We decided that with Nicolas [Ghesquière] it was time to separate our path. After 15 years, it was quite a noble decision.
He emphasized a new focus on the cult of personality, which is the main reason why they picked Wang — a designer whose eponymous brand is built so much around his own lifestyle.
…We really spent time understanding who is, not what is, the brand — the human being… Alexander Wang is young and he has a very universal culture. He is American with Chinese roots. His family is based in Shanghai… I like that he’s young and based in New York, so we will have more exposure of the brand worldwide.
But he insists that Wang’s connections in China didn’t affect PPR’s interest in him.
No, it is a mixture of value that Alexander will bring. [His family roots were] not a criteria for recruitment at all.
Meanwhile, he was careful to give Ghesquière lots of credit. It also seems they’re keeping a pretty tight rein on the label; Wang’s not getting Hedi Slimane–style freedom, in other words.
We will not change anything in the positioning [of the Balenciaga brand.] We have spent a lot of time determining where the brand is and where we want to stay in terms of being very modern and avant-garde, but still being influenced by the street. Nicolas was one of the best at this… The brand has been built over the last 15 years with Nicolas. We don’t intend to change. It’s not a rupture. We plan to continue to build on what has been built by Nicolas.
He also acknowledged that Wang was a daring choice, as he has never worked for any label besides his own.
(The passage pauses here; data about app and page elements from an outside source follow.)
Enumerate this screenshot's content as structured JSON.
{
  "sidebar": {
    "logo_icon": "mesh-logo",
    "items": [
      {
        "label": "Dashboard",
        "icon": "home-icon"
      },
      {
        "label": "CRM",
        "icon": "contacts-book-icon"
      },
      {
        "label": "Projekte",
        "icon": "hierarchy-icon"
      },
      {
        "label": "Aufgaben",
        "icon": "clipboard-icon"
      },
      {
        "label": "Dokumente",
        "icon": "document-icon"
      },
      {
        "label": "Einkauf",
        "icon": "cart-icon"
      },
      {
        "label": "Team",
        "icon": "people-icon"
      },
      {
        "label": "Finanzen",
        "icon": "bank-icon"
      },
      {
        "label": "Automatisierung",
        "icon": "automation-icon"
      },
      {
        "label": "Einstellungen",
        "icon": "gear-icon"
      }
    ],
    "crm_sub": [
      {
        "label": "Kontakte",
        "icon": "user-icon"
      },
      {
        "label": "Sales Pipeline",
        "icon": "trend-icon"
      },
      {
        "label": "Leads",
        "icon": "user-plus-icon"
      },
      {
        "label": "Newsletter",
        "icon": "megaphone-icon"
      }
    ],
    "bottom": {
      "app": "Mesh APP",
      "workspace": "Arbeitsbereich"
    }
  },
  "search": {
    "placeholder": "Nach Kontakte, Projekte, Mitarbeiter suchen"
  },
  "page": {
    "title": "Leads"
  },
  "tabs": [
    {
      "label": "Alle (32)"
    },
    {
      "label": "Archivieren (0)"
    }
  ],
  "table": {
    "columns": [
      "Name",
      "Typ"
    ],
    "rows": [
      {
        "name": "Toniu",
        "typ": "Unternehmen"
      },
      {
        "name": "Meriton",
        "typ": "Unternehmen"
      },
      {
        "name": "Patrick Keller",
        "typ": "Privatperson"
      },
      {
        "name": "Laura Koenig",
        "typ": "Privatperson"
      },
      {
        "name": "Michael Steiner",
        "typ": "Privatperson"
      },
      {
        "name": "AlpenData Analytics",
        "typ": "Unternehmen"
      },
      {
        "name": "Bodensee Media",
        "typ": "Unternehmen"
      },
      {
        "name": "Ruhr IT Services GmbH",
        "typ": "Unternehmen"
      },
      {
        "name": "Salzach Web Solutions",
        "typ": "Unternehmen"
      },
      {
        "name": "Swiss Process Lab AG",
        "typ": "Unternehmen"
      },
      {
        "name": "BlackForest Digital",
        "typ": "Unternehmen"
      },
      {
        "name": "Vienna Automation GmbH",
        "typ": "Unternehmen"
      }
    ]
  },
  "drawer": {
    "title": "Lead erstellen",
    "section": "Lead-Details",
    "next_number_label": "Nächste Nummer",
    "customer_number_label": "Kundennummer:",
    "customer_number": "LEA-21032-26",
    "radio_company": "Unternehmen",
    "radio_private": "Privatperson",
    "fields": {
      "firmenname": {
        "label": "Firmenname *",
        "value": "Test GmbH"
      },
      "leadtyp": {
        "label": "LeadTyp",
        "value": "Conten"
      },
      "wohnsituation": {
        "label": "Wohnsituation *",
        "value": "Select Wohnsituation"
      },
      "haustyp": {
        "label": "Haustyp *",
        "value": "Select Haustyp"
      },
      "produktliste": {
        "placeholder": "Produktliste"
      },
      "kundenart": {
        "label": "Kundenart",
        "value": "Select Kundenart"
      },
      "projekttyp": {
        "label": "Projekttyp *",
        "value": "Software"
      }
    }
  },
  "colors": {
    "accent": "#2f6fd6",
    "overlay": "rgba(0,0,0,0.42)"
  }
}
Indeed, most designers get their start at an established brand before they break away and create their own; Wang has done the opposite.
It’s a new challenge. It’s a new adventure for him. He has a great talent. I am pretty sure that we will demonstrate it. We did that with Nicolas when we started in 1997… Usually talent starts with a brand then over time they become a little bit frustrated with the brand they are working with because it has constraints and they cannot do whatever they want. Then they feel a very strong attraction to building their own brand. Alexander has already expressed himself with the total feeling of building his own brand. Now he wants this new challenge for himself.
So, in short, Pinault said lots of nice things, as is to be expected. And while some critics have questioned the choice, no one’s panned it outright. In short, everyone’s willing to give Wang a chance; now he just has to deliver.